The CPI-M letter said, “The absence of absolute unambiguous firm action seriously questions the ECI’s responsibility for ensuring a level playing field, not to speak of weeding out electoral malpractices with a heavy hand”
NEW DELHI — The CPI-M, the Communist Party of India (Marxist), has asked the Election Commission of India (ECI) what action has been taken against the Bharatiya Janata Party (BJP) for its failure to include the expenses spent on the campaign for the 2019 Lok Sabha elections through NaMo TV, in its expenditure report to the Election Commission.
The party termed the non-declaration of these expenses as an “electoral offence”.
In a letter to Chief Election Commissioner Sunil Arora, CPI-M general secretary Sitaram Yechury said the NaMo TV channel was launched during the election campaign and in violation of the law. The channel was wound up after the polls.
“The spokesperson of the ECI had acknowledged that the channel run by DTH platforms was paid for by the BJP,” the letter said, adding, “However, now it has been revealed that the BJP in its report to the ECI on its expenditure account has not shown this. This is an outright electoral offence. The immediate question that arises, has the ECI initiated any penal action against the BJP on this account? If not, why not?”
It added the “absence of absolute unambiguous firm action seriously questions the ECI’s responsibility for ensuring a level playing field, not to speak of weeding out electoral malpractices with a heavy hand”.
The letter also raised concern over the rule of digital-only campaign specified by the ECI for the Bihar assembly elections in view of the coronavirus scare. Yechury said his party opposed this rule pointing to the BJP’s “massive resources” to launch a digital campaign as compared to other parties.
“On the eve of the 2019 general elections, the then BJP President, Amit Shah, had publicly stated that the party, with its network of 32 lakh WhatsApp groups, can make any message, true or false, viral within hours… And now on the eve of the Bihar elections, the party has kicked off a virtual election campaign by putting up 72,000 LED TV monitors for Shah’s speech.

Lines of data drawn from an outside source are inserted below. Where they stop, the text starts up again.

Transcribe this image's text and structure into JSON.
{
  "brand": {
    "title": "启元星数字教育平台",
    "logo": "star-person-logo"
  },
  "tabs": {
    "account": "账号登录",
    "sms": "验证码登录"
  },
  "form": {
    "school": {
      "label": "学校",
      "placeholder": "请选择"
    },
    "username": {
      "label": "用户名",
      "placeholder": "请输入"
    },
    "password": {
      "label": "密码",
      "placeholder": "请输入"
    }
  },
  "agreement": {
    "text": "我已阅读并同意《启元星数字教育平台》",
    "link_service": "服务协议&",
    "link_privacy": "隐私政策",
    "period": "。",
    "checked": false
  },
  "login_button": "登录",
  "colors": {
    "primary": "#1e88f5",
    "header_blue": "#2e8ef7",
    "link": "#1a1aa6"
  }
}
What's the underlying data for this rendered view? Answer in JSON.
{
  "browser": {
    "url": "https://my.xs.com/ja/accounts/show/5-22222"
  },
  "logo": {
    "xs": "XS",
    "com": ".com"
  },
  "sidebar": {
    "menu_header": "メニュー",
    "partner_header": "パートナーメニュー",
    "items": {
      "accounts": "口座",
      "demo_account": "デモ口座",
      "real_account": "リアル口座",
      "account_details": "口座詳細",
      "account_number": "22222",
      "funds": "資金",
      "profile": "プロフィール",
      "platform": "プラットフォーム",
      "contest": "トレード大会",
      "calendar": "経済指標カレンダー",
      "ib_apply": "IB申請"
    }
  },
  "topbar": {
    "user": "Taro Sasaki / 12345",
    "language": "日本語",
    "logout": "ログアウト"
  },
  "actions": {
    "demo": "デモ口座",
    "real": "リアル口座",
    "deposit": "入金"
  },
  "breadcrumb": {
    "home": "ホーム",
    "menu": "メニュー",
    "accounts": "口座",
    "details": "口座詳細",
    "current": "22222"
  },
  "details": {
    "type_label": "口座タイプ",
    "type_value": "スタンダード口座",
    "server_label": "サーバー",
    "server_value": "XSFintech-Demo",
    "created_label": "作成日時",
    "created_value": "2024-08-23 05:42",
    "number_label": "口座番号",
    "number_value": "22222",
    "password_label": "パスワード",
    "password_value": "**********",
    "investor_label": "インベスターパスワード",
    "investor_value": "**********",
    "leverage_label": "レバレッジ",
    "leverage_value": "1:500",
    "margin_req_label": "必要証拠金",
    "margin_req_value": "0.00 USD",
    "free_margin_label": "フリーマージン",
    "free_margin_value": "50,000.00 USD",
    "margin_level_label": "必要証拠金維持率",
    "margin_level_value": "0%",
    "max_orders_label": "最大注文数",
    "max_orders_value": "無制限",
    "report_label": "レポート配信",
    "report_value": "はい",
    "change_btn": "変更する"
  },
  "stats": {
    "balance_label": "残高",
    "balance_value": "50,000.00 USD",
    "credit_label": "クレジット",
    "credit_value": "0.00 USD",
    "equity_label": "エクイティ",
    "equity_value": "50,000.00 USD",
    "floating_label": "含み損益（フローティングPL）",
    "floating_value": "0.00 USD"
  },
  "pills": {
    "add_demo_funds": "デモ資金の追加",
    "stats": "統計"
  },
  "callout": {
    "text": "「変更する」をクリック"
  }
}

“After holding 60 virtual rallies, the BJP has claimed that its election campaign efforts would involve 9,500 IT Cell heads who will coordinate 72,000 WhatsApp groups, one for each polling booth, of which 50,000 have been formed in the last two months. The amount of expenditure that would be involved to put together such manpower for a technology-driven system is simply mind-boggling,” the letter reads.
“Even with figures for corporate contributions available in the public domain before the anonymous funding through electoral bonds came into vogue, it was clear that the gap between the BJP and all other parties added together in securing corporate poll funding has widened manifold. Obviously, with the anonymous corporate funds without any upper ceiling will certainly be the death knell for electoral democracy,” the CPI-M letter concluded.
Bihar’s opposition party, the Rashtriya Janata Dal, and the Lok Janshakti Party, a constituent of the ruling National Democratic Alliance at the Centre, have also opposed virtual campaigns.